Shu”t Chatam Sofer (Choshen Mishpat Siman 90) asks, “How do we know that all oaths are bad? What is the source that even when you will swear truthfully, you are better off not swearing at all?” Chatam Sofer answers that one source is a midrash. Midrash Rabbah (Matot Parsha 22) teaches that King Yanai had 2,000 cities. They were all destroyed for the sin of truthful oaths. Another source is our daf. Our gemara explains a verse in Zechariah (5:4). The verse declares that an oath will go out right away to the house of the thief and to the home of the one who swears falsely, and the oath will reside in the home, destroy him and destroy the wood and stones of the house. Our gemara explains that the verse refers to the person who swears falsely and to a man who makes a false claim on a friend and thereby forces the friend to swear. The oaths become curses that go to the homes and destroy them. Asks Chatam Sofer: it is understandable why a man who swears falsely deserves a terrible punishment, but why does the verse also give this punishment to a man who makes a false claim? The victim of his claim can simply swear to the truth and he will not have to pay anything. What is so terrible about creating an oath obligation? Chatam Sofer feels that this gemara is proof to his contention that even a true oath is problematic. Causing people to swear, even when they will swear honestly, is a terrible sin deserving of severe punishment. Chatam Sofer adds that this is also the explanation of why the court would declare about the litigants, “About you it was said, ‘Stay away from the tents of the wicked.’” If the man is swearing falsely, we understand why he and the man he is arguing with are both called wicked. He is wicked for swearing falsely. The man who made the claim against him is wicked for having chosen a business partner who is flippant about respecting Hashem’s name and oaths. A person should not lend money or deposit money with someone who would be willing to swear falsely. But, if the watchman is swearing truthfully, why would the court say about him and his partner, “Stay away from the tents of the wicked?” The man who made the false claim was wicked, but the victim of his claim is seemingly innocent and righteous! Chatam Sofer proves from here that even an honest oath is a sin. Therefore, it is correct for the court to refer to the two of them as the tents of the wicked. According to Chatam Sofer, a man should accept financial losses to avoid swearing truthfully.

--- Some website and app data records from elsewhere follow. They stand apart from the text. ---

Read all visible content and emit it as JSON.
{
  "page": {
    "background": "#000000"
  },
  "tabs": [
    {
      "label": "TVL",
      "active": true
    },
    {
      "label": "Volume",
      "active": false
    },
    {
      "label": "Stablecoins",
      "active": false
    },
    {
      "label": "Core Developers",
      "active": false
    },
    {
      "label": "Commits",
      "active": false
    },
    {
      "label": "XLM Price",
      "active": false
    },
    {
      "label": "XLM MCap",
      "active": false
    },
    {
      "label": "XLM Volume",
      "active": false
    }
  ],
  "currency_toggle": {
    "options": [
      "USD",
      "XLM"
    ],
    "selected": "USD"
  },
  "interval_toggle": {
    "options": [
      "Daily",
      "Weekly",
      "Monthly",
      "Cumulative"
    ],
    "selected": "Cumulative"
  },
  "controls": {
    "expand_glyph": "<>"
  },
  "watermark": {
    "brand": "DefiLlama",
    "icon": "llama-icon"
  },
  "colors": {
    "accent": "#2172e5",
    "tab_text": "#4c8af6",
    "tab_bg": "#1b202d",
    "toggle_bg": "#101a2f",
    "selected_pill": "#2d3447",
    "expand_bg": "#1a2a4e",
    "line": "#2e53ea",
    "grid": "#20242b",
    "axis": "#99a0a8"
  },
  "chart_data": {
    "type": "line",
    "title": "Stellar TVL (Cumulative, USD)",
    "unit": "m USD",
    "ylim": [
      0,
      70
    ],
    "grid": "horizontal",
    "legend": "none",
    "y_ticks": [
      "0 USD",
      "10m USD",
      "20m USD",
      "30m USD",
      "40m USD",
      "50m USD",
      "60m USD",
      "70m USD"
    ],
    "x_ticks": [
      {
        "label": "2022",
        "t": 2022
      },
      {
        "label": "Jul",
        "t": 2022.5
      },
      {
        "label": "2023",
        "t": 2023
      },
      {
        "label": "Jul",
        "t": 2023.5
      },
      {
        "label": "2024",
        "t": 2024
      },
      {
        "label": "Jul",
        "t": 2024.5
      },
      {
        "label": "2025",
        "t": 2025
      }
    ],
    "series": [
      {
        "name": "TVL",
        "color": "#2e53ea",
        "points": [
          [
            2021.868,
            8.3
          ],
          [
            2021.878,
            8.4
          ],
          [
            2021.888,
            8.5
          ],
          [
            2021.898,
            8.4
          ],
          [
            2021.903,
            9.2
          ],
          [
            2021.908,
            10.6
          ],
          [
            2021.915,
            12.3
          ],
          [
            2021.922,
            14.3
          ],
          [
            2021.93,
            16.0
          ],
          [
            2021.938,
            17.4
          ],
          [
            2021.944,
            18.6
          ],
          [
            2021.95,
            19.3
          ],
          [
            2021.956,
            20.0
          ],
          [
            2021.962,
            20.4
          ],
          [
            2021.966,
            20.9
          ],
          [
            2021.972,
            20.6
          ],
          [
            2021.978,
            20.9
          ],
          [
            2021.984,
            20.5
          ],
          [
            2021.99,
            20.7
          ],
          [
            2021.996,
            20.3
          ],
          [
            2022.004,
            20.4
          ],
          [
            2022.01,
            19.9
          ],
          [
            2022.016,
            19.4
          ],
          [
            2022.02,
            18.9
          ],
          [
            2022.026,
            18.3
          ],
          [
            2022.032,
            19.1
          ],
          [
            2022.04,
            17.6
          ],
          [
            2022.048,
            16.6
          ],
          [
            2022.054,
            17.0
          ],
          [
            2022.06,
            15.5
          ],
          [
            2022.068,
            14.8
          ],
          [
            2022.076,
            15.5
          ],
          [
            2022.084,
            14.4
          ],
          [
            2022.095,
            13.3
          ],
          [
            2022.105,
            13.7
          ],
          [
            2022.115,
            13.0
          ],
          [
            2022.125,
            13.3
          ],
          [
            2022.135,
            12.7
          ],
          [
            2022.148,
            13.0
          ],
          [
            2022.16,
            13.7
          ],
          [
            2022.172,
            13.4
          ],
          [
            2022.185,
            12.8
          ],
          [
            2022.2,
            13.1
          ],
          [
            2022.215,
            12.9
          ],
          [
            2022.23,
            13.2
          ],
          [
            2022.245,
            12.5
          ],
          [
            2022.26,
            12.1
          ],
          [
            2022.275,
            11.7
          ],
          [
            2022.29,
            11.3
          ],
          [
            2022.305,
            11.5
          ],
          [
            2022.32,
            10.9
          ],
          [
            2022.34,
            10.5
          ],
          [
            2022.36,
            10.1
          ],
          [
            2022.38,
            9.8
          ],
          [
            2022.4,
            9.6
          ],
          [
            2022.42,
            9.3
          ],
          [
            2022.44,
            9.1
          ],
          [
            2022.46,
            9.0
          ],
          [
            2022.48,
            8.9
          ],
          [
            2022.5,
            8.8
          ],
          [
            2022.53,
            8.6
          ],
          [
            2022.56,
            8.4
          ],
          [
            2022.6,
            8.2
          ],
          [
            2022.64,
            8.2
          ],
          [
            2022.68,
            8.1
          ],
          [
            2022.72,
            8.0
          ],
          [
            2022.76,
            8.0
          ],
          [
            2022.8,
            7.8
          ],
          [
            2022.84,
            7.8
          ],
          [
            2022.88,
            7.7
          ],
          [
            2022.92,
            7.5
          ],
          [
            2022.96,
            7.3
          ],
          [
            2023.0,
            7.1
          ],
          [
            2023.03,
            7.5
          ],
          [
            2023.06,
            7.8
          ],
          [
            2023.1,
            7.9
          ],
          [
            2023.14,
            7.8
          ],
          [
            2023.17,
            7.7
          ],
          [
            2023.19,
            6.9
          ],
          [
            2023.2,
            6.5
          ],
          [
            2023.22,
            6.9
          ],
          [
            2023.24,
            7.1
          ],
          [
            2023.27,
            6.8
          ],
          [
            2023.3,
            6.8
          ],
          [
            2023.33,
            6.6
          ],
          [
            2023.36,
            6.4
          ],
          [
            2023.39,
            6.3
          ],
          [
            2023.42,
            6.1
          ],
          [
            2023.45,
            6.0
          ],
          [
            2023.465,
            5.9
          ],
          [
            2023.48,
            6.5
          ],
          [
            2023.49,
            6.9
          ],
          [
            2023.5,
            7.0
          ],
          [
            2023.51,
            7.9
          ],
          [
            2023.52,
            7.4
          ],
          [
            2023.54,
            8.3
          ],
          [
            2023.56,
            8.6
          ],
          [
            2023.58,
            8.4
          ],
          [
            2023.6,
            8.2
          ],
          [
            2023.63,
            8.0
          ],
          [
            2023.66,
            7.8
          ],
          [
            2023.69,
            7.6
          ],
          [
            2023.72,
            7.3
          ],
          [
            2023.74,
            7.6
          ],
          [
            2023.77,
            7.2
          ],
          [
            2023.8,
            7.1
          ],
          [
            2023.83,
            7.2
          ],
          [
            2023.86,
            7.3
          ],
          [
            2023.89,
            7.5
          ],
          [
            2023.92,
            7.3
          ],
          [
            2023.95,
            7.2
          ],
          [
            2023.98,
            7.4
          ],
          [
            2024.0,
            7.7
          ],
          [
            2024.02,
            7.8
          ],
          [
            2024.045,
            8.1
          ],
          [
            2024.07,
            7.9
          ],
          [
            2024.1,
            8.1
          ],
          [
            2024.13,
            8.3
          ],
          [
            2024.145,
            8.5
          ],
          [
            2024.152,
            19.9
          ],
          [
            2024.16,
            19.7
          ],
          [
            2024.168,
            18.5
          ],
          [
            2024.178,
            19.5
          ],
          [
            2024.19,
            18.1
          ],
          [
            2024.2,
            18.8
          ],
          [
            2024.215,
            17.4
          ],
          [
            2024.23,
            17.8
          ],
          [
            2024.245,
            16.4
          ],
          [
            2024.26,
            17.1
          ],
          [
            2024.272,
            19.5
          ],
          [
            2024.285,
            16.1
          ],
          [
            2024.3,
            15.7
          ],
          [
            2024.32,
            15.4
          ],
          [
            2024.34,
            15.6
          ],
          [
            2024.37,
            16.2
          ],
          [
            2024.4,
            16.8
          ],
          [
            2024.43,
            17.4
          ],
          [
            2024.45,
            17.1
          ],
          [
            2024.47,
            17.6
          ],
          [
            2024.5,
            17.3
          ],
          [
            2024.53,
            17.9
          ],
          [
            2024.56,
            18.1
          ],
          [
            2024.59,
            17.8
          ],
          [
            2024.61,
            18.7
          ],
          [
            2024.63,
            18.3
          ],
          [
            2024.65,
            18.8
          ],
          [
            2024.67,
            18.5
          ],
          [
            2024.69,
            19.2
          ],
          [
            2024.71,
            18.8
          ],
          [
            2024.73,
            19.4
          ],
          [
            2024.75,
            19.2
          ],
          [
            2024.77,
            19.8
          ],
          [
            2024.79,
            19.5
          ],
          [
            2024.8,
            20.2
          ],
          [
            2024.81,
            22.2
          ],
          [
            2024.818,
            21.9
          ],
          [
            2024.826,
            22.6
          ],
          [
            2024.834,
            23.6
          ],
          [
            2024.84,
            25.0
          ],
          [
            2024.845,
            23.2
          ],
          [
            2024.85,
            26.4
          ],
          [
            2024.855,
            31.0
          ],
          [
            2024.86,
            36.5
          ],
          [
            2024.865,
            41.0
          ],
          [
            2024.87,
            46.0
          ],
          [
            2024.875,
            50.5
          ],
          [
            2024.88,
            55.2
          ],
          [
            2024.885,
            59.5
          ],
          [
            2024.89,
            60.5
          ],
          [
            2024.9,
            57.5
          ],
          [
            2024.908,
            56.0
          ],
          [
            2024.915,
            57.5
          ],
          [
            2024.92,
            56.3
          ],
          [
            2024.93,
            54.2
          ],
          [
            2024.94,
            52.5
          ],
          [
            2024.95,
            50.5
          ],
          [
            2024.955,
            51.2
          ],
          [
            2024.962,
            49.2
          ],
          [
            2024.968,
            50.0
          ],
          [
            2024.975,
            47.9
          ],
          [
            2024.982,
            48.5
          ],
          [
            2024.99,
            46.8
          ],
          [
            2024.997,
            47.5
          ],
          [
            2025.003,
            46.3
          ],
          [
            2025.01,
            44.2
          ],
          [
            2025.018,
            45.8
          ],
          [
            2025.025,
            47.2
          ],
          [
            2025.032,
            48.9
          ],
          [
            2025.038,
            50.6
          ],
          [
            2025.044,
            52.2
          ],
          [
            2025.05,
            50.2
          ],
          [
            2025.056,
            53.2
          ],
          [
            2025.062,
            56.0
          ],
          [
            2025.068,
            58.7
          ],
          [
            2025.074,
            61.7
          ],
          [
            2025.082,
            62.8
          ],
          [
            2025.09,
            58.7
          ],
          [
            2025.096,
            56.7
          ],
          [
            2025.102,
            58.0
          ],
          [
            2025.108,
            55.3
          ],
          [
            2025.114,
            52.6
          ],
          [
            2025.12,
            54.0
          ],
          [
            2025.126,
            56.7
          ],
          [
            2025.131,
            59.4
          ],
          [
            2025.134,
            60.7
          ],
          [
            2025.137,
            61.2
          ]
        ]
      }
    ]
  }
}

Shu”t Minchat Yitzchak (Chelek Dalet Siman 52) finds this discussion of the Chatam Sofer surprising. Chatam Sofer never mentioned that earlier authorities already discussed the issue. Rambam (Sefer Hamitzvot Mitzvat Asei 7) writes that there is a positive mitzvah to swear truthfully. Just as there is a prohibition against swearing falsely, there is a positive mitzvah to swear truthfully in those cases in which Hashem has imposed an oath obligation on the person. Ramban disagrees. Ramban feels that there is never a mitzvah to swear. All oaths are discouraged. Hashem merely allows for a person who is righteous to swear truthfully.

In conclusion, according to Ramban, Sefer Chasidim and Chatam Sofer it is ideal not to swear, and perhaps you should even pay money just to avoid taking a truthful oath. According to Rambam, you certainly should not pay money when you know you are right and there is an oath obligation. According to Rambam, you should swear truthfully and fulfill the mitzvah of truthful swearing.

By Rabbi Zev Reichman
(Chashukei Chemed)

Rabbi Zev Reichman teaches Daf Yomi in his shul, East Hill Synagogue.